I’ll try to update this on a quar­ter­ly basis. How do you man­age your cul­tur­al con­sump­tion habits?

Overlooked Culture

Maybe I’m fol­low­ing the wrong peo­ple on social media, but has the word “over­looked” lost all mean­ing as it per­tains to cul­ture? It seems to me that when we’re still print­ing spoil­er alerts for ten-year-old TV shows that “over­looked” has lost all explana­to­ry pow­er. Now when I see that word in a review, I roll my eyes. Chances are the reviews are just as over­looked as the cul­ture they describe, if not more­so.

Sure, with­in your niche the new records from Vam­pire Week­end or the Nation­al may be on everyone’s lips, but it’s a safe bet that the word of mouth out­paces actu­al con­sump­tion of that par­tic­u­lar cul­tur­al arti­fact. You may per­ceive that those records have gone main­stream, but the real­i­ty is your neigh­bor has nev­er heard either band.

There’s def­i­nite­ly a bright side to this; with this shift, it appears to me at least that snob­bery los­es in the bar­gain. The on demand nature of cul­ture now enables any­one curi­ous enough to book­mark those things men­tal­ly and nar­rows the gap between the expert and the novice. More­over, we’ve done away with the cul­tur­al mono­liths that once dom­i­nat­ed the pop cul­tur­al land­scape that allow us to gath­er around real and imag­ined water cool­ers for dis­cus­sion and debate.

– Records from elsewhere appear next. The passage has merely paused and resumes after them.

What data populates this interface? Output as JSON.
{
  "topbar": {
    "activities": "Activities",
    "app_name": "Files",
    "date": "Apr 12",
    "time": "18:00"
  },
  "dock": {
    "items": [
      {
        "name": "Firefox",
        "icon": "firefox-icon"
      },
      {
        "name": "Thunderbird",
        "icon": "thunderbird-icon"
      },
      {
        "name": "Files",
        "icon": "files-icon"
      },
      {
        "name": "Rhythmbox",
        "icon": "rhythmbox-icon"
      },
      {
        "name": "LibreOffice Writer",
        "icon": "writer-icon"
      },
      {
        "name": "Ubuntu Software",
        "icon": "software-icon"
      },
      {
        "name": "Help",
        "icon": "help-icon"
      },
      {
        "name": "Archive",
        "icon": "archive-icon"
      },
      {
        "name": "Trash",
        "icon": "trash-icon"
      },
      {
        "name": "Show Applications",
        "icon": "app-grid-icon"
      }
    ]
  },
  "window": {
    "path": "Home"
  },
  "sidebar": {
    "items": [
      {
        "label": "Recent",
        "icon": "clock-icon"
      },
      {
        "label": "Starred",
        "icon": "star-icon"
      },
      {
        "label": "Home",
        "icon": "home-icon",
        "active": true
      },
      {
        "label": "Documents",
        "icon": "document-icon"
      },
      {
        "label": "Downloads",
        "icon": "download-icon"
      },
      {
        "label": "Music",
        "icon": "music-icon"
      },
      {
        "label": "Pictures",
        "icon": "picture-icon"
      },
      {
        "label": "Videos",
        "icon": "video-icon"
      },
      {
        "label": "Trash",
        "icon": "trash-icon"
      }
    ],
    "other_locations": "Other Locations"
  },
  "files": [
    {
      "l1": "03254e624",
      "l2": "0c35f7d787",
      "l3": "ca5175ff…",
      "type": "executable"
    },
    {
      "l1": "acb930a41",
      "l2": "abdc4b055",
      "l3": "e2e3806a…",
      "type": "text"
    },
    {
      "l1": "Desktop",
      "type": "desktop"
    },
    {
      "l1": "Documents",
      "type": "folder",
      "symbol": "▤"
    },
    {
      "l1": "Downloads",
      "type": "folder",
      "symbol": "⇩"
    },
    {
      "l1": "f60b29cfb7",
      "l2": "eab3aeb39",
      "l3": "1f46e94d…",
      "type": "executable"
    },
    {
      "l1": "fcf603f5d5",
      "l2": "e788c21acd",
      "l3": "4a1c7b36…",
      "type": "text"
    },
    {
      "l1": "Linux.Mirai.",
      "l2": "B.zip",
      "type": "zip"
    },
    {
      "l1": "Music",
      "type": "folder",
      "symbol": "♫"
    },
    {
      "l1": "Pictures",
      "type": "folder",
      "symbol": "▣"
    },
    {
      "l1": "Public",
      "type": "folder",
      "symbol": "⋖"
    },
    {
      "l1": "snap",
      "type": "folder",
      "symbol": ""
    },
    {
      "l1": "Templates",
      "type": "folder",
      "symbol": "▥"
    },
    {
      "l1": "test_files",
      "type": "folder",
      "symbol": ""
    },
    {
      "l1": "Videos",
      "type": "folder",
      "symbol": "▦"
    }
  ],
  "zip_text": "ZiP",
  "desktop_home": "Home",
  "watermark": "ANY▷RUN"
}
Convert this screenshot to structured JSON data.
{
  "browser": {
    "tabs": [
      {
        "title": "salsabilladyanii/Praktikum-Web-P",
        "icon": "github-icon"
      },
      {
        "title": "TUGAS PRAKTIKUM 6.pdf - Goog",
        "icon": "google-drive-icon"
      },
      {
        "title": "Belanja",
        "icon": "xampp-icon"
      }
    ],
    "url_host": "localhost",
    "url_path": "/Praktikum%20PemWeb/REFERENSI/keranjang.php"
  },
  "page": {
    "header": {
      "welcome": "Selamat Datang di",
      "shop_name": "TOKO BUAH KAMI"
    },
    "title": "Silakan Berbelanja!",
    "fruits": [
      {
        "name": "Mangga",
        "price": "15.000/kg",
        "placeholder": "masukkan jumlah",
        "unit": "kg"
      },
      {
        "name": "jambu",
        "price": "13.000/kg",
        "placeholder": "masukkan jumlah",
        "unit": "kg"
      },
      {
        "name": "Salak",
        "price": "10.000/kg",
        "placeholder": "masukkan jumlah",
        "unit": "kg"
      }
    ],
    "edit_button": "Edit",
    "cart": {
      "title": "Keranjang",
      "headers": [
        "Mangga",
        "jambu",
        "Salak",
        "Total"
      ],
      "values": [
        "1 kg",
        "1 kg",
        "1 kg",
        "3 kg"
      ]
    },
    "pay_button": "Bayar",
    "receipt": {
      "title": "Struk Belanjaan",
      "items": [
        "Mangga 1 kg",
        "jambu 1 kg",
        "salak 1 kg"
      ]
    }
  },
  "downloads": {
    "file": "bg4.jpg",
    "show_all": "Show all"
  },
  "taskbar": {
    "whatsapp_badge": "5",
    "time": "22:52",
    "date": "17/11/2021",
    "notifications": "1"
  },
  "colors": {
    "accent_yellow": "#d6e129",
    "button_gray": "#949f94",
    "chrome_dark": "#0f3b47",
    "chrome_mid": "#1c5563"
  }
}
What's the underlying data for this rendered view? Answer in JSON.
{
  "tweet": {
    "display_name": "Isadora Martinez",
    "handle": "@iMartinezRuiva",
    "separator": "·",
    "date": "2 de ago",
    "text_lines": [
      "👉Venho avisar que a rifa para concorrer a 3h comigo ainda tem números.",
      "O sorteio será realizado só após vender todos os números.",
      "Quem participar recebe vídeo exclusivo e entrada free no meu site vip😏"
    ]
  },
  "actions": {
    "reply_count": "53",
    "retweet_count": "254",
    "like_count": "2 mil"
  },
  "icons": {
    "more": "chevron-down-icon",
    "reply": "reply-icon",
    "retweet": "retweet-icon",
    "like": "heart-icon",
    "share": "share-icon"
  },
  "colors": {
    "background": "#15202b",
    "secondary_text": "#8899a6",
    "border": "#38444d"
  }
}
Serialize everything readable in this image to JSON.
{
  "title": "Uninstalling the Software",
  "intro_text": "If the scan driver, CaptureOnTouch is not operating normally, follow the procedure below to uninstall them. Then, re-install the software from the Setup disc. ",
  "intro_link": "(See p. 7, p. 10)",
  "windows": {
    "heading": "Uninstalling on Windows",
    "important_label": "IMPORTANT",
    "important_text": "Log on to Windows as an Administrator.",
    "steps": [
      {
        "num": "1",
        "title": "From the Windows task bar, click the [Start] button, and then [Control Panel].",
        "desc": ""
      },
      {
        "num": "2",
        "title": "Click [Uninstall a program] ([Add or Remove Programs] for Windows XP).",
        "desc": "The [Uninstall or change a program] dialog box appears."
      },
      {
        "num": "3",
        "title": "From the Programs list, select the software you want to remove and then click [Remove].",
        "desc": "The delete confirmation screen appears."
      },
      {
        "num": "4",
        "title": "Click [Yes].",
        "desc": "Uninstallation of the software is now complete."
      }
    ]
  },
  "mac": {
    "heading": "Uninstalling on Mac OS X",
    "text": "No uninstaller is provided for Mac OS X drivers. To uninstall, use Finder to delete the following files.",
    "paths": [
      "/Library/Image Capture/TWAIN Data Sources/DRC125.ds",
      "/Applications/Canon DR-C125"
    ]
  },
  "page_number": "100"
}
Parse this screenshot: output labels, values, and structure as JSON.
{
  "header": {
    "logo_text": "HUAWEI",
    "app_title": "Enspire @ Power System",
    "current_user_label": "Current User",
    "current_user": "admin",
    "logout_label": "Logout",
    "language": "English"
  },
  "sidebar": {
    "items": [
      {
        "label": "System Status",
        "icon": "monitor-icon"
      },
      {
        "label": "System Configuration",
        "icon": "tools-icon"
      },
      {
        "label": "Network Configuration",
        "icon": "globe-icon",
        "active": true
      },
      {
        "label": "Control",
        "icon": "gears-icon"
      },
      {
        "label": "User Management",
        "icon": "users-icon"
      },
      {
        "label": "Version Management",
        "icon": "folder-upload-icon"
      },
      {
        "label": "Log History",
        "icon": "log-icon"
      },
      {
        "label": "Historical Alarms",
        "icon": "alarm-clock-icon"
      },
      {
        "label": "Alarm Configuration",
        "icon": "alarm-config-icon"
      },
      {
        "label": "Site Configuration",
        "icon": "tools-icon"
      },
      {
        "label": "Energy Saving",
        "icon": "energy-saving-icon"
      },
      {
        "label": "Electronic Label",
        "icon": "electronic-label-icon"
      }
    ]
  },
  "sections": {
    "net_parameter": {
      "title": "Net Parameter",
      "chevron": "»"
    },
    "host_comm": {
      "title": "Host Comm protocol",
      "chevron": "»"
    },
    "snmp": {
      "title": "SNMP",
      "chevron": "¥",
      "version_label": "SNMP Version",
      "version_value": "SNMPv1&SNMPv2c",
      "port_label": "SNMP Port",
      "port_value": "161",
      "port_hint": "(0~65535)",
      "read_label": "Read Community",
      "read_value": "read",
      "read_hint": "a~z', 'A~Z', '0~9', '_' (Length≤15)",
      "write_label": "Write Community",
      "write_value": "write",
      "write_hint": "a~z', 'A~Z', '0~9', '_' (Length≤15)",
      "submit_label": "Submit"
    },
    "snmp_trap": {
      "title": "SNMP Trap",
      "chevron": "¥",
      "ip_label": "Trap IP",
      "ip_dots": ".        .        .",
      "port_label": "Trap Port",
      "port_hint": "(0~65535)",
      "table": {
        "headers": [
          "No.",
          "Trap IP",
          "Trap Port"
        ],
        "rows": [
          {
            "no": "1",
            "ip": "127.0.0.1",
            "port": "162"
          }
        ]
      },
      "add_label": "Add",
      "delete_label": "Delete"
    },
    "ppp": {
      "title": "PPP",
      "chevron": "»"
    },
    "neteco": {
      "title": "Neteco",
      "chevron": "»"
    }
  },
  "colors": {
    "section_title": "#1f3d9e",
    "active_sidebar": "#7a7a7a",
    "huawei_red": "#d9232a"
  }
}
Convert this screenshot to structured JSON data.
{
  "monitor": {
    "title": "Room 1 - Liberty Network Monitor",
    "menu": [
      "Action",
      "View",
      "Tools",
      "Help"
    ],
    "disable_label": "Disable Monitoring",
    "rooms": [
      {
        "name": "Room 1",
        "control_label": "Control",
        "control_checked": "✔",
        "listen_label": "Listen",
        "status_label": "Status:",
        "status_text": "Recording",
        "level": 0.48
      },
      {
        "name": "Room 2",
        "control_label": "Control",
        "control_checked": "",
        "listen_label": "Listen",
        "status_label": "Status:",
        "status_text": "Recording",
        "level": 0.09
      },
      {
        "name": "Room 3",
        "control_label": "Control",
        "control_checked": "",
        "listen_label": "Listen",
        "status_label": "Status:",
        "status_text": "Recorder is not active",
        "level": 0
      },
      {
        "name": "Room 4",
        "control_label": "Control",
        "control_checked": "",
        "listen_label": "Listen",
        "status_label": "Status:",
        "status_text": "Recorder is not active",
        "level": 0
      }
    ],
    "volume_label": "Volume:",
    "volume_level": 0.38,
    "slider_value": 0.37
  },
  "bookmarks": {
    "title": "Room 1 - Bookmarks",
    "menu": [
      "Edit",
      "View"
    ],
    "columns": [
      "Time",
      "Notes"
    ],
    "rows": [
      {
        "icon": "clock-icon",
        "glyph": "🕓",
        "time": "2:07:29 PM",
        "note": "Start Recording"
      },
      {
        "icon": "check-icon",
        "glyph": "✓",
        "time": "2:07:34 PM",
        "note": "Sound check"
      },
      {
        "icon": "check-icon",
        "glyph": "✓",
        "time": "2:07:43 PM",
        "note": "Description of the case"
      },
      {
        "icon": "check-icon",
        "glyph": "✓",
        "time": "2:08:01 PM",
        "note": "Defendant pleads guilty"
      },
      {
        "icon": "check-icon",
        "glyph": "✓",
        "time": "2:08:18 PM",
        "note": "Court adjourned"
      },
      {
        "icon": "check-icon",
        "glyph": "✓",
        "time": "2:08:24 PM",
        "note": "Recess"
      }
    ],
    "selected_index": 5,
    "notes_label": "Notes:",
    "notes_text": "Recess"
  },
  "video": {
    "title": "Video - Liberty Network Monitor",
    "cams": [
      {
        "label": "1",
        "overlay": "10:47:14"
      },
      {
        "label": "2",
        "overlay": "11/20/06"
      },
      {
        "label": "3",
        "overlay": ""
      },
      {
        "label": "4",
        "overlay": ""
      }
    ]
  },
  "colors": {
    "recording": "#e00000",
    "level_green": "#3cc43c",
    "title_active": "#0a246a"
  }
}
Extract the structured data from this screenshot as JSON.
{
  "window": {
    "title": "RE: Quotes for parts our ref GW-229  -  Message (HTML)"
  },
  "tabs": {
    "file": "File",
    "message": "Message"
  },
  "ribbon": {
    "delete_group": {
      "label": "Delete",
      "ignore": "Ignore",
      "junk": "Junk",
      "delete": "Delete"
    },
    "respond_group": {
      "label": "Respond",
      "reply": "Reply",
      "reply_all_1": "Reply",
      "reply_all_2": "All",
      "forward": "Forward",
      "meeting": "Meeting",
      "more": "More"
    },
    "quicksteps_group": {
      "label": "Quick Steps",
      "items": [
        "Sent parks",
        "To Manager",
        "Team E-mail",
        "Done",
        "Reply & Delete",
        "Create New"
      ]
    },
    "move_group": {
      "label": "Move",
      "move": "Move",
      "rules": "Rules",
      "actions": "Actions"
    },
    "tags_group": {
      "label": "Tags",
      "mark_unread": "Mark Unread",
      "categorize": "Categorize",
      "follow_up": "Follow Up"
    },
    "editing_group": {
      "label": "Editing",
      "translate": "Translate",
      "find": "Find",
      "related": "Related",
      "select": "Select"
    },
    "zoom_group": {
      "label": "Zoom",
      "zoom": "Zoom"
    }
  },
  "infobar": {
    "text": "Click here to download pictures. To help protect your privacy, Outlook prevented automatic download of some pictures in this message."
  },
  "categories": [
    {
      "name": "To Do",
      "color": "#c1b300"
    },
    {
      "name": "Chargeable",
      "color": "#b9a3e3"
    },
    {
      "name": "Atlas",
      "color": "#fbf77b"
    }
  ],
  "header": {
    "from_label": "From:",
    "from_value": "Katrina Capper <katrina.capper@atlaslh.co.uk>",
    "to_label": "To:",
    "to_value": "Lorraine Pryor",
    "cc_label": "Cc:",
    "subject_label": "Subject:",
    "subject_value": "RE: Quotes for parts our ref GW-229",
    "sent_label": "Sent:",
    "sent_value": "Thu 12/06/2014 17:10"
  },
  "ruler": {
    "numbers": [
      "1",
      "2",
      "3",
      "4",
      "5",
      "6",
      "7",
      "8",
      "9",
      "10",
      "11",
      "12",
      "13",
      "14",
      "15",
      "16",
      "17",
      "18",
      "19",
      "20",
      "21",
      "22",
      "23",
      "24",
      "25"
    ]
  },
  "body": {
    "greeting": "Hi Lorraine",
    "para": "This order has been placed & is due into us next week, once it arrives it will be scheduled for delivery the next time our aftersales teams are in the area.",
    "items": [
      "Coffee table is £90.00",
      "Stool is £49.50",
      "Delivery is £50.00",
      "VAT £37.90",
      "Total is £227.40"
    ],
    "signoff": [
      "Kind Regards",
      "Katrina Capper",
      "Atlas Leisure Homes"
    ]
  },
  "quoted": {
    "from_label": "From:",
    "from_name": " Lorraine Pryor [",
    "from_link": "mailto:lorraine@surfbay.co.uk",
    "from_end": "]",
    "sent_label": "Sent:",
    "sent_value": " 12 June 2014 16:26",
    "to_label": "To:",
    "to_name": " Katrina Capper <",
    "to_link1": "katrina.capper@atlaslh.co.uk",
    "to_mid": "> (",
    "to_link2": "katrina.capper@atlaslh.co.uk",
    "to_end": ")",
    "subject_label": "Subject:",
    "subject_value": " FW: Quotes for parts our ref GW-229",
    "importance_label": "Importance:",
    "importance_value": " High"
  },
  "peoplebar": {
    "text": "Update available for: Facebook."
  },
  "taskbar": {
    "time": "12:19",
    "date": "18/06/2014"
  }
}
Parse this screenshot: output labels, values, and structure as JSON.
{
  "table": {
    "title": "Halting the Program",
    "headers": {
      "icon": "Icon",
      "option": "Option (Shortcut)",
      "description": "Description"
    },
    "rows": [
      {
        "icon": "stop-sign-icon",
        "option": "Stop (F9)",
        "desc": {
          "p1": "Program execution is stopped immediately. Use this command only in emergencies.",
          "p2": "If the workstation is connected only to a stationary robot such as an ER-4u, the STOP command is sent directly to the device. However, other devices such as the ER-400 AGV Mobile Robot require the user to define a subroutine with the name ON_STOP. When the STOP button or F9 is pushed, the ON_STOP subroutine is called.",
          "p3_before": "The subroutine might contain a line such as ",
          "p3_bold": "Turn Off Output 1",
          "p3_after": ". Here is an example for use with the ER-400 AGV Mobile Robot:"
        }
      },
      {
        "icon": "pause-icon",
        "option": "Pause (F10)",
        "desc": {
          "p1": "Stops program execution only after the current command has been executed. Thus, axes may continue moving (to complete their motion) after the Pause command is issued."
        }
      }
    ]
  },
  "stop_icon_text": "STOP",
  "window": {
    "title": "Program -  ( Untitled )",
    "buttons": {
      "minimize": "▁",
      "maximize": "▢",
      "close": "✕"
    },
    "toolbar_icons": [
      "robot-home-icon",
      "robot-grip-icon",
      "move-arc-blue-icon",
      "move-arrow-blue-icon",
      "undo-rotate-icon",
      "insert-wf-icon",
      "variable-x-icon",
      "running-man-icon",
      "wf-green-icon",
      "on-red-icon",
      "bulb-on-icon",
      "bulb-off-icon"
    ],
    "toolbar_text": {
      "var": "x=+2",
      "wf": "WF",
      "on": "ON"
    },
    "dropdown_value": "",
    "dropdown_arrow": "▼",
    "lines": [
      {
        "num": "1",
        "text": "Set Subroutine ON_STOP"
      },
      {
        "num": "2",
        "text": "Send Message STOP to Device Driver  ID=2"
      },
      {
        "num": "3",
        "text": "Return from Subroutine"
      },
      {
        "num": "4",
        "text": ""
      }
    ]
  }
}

But how do crit­ics describe this shift as the pace of cul­tur­al cre­ation plows under what came before? Blink and you could miss the next cul­tur­al epicy­cle. Has cul­ture been mar­gin­al­ized or per­son­al­ized? Can any­thing be described as ephemer­al, or were we just always talk­ing to our­selves, the myth of mono­cul­ture just anoth­er imag­ined com­mu­ni­ty peo­pled exclu­sive­ly by elites?

Hawkeye: My Life as a Weapon

The way MTV Geek’s Alex Zal­ben described Hawk­eye to Jesse Thorn on Bulls­eyemade it sound like Amer­i­can Splen­dor with a bow and arrow. He wasn’t wrong. I just fin­ished read­ing #10 and I’m ready for more.

Beau­ti­ful­ly drawn and bril­liant­ly writ­ten, Hawkeye’s life out­side the Avengers is pos­i­tive­ly spell­bind­ing. The issue ded­i­cat­ed to Hur­ri­cane Sandy may be one of the most mov­ing trib­utes imag­ined. The artists com­pris­ing Team Hawkguy are doing some­thing tru­ly spe­cial.